Is this a memoir you will check out?
This Sunday marks the 10-year anniversary of 9/11. We have assembled a list of seven books that recall the events of that fateful day, each powerful reminders of heartbreaking tragedies and celebrated heroes. And as much as these books are about remembering, they also emphasize the importance of understanding the aftermath.
To read more, our 9/11 feature details how each book has honored September 11, 2001 and memorialized the years following.
As a preview of the collection, the following is a video for What We Saw: The Events of September 11, 2001, in Words, Pictures, and Video, a book first published in 2002 and now returning with new content:
Within these books, the question returns again and again: Where were you, and how were you affected?
How will you be spending your Sunday?
Our Father's Day Feature includes four books that would all be great gifts for dads, and Man with a Pan: Culinary Adventures for Fathers Who Cook for Their Families gives a huge pat on the back to dad-chefs and kings-of-the-grill. Author John Donohue has collected advice, testimonies and recipes from writers, editors and journalists and compiled it into a great book.
The trailer from Algonquin (which stars the author himself!) is pretty funny, and the 50's style nails it on the head: no longer are the days of women-dominated kitchens. Dudes, it's your time!
BookPage contributor Martin Brady writes, "A must-have for kitchen-friendly dads, this volume should reap rewards down the road for family appetites everywhere."
Just in time for Father's Day! Whose dad is king of his kitchen?
One of my favorite books in high school was Daisy Miller -- perhaps a strange choice for a 16-year-old girl -- but there was something fascinating and tragic about the 19th-century ex-pats seeking solace in European society. While Winterbourne toured Rome and Geneva, so many of the great artists and creative minds (such as Mary Cassatt, John Singer Sargent and Ralph Waldo Emerson) set sail for France, and this is the topic of two-time Pulitzer Prize winner David McCullough's The Greater Journey: Americans in Paris, which goes on sale today!
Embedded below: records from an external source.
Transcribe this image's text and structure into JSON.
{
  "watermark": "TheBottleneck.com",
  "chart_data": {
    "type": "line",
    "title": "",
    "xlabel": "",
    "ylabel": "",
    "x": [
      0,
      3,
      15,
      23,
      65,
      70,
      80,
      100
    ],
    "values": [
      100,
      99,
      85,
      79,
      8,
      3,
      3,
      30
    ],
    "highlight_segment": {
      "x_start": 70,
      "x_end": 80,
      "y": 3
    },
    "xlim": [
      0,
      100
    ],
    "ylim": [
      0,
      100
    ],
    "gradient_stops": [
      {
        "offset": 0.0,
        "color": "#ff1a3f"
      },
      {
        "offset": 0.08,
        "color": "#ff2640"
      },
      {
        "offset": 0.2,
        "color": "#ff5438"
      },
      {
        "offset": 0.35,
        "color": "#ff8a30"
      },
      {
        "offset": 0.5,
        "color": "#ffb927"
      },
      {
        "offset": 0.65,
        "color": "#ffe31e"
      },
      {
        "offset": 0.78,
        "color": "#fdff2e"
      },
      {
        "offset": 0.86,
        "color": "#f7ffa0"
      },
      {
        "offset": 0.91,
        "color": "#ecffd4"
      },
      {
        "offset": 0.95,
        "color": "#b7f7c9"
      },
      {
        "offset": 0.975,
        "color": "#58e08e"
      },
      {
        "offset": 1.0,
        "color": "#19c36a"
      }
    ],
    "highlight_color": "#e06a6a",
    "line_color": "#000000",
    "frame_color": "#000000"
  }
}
Check out the preview in McCullough's own words to give you an even better feel for the revolutionary and "medieval" metropolis of Paris in the 19th century in this trailer from Simon and Schuster:
Our reviewer Martin Brady writes, "Unlike the more recent, disputatious era of U.S.-Franco relations (remember 'freedom fries'?), McCullough's France is where the American flag was flown as a symbol of proud friendship [...] and where the rich heritage of America's revolutionary debt to Lafayette was continuously honored."
It sounds like a wonderful time to be in Paris! Are you looking forward to grabbing a copy of McCullough's new book?
I know I posted a trailer (for the movie of The Help) just a couple hours ago, but since today is Trailer Tuesday, why not post two?
This trailer for John Pollack's The Pun Also Rises is seriously cracking me up. Join the author on a "pun safari" and spot all the cheesy/hilarious puns on the streets of NYC:
The Pun Also Rises went on sale last week, and we have a web-exclusive review by Jillian Quint on BookPage.com:
While the master punster might consider himself a-word winning and totally wit the times, apparently the trend in contemporary humor is to maintain that we’ve long ago out-groan such base verbiage. Or so says John Pollack in his new book The Pun Also Rises, which seeks to explain, esteem and indeed redeem the age-old act of wordplay. [Continue reading this review.]
I blogged about Ashley Judd's "memoir with purpose" more than a year ago, and the book is finally on sale a week from today.
Though I usually feel a bit ho-hum about celebrity memoirs, the book trailer for Judd's All That is Bitter and Sweet is actually quite inspiring:
What do you think, readers? Were you touched by Judd's decision to make her life "an act of worship"? Will you read All That is Bitter and Sweet?
Have you seen any good book trailers lately?